_Required action_:
Please copy every record below exactly, leaving out the pictures.
----- Excerpted data -----
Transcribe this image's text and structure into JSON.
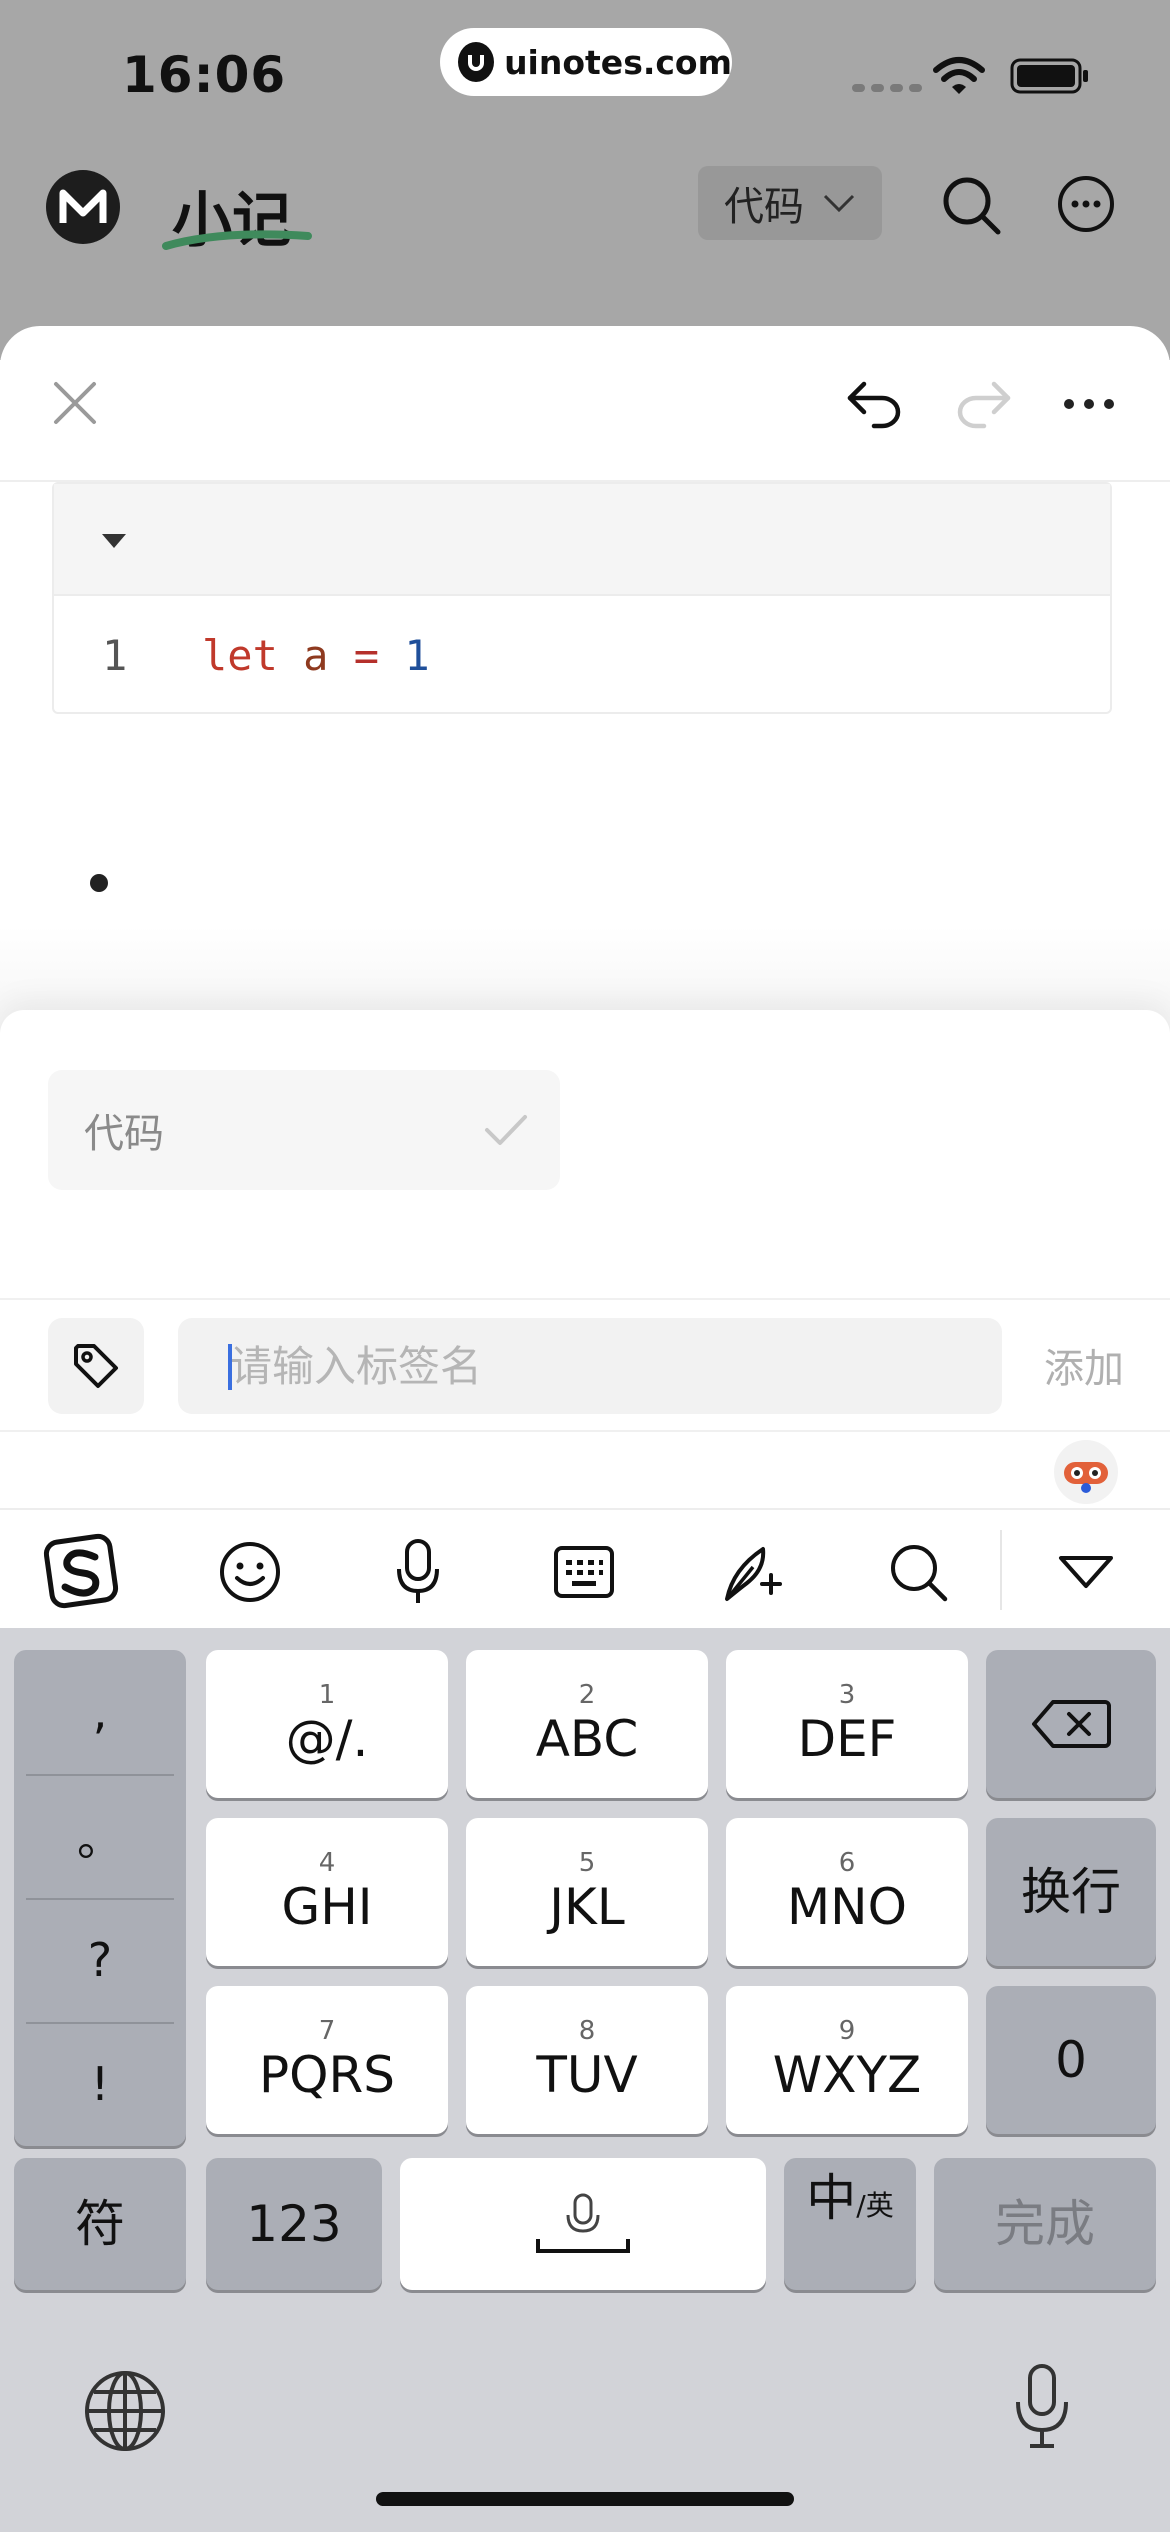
{
  "status_bar": {
    "time": "16:06",
    "url": "uinotes.com"
  },
  "app_header": {
    "title": "小记",
    "filter_label": "代码"
  },
  "editor": {
    "code_block": {
      "line_number": "1",
      "tokens": {
        "keyword": "let",
        "variable": "a",
        "operator": "=",
        "number": "1"
      }
    }
  },
  "tag_panel": {
    "selected_tag": "代码",
    "input_placeholder": "请输入标签名",
    "input_value": "",
    "add_label": "添加"
  },
  "keyboard": {
    "punctuation": [
      ",",
      "。",
      "?",
      "!"
    ],
    "keys": [
      {
        "num": "1",
        "label": "@/."
      },
      {
        "num": "2",
        "label": "ABC"
      },
      {
        "num": "3",
        "label": "DEF"
      },
      {
        "num": "4",
        "label": "GHI"
      },
      {
        "num": "5",
        "label": "JKL"
      },
      {
        "num": "6",
        "label": "MNO"
      },
      {
        "num": "7",
        "label": "PQRS"
      },
      {
        "num": "8",
        "label": "TUV"
      },
      {
        "num": "9",
        "label": "WXYZ"
      }
    ],
    "newline_label": "换行",
    "zero_label": "0",
    "symbol_label": "符",
    "numeric_label": "123",
    "lang_main": "中",
    "lang_sub": "/英",
    "done_label": "完成"
  },
  "colors": {
    "keyword": "#c0392b",
    "number": "#1f4f9a",
    "keyboard_bg": "#d2d3d8",
    "dim_overlay": "#a7a7a7"
  }
}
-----
_Task output_:
Transcribe this image's text and structure into JSON.
{
  "status_bar": {
    "time": "16:06",
    "url": "uinotes.com"
  },
  "app_header": {
    "title": "小记",
    "filter_label": "代码"
  },
  "editor": {
    "code_block": {
      "line_number": "1",
      "tokens": {
        "keyword": "let",
        "variable": "a",
        "operator": "=",
        "number": "1"
      }
    }
  },
  "tag_panel": {
    "selected_tag": "代码",
    "input_placeholder": "请输入标签名",
    "input_value": "",
    "add_label": "添加"
  },
  "keyboard": {
    "punctuation": [
      ",",
      "。",
      "?",
      "!"
    ],
    "keys": [
      {
        "num": "1",
        "label": "@/."
      },
      {
        "num": "2",
        "label": "ABC"
      },
      {
        "num": "3",
        "label": "DEF"
      },
      {
        "num": "4",
        "label": "GHI"
      },
      {
        "num": "5",
        "label": "JKL"
      },
      {
        "num": "6",
        "label": "MNO"
      },
      {
        "num": "7",
        "label": "PQRS"
      },
      {
        "num": "8",
        "label": "TUV"
      },
      {
        "num": "9",
        "label": "WXYZ"
      }
    ],
    "newline_label": "换行",
    "zero_label": "0",
    "symbol_label": "符",
    "numeric_label": "123",
    "lang_main": "中",
    "lang_sub": "/英",
    "done_label": "完成"
  },
  "colors": {
    "keyword": "#c0392b",
    "number": "#1f4f9a",
    "keyboard_bg": "#d2d3d8",
    "dim_overlay": "#a7a7a7"
  }
}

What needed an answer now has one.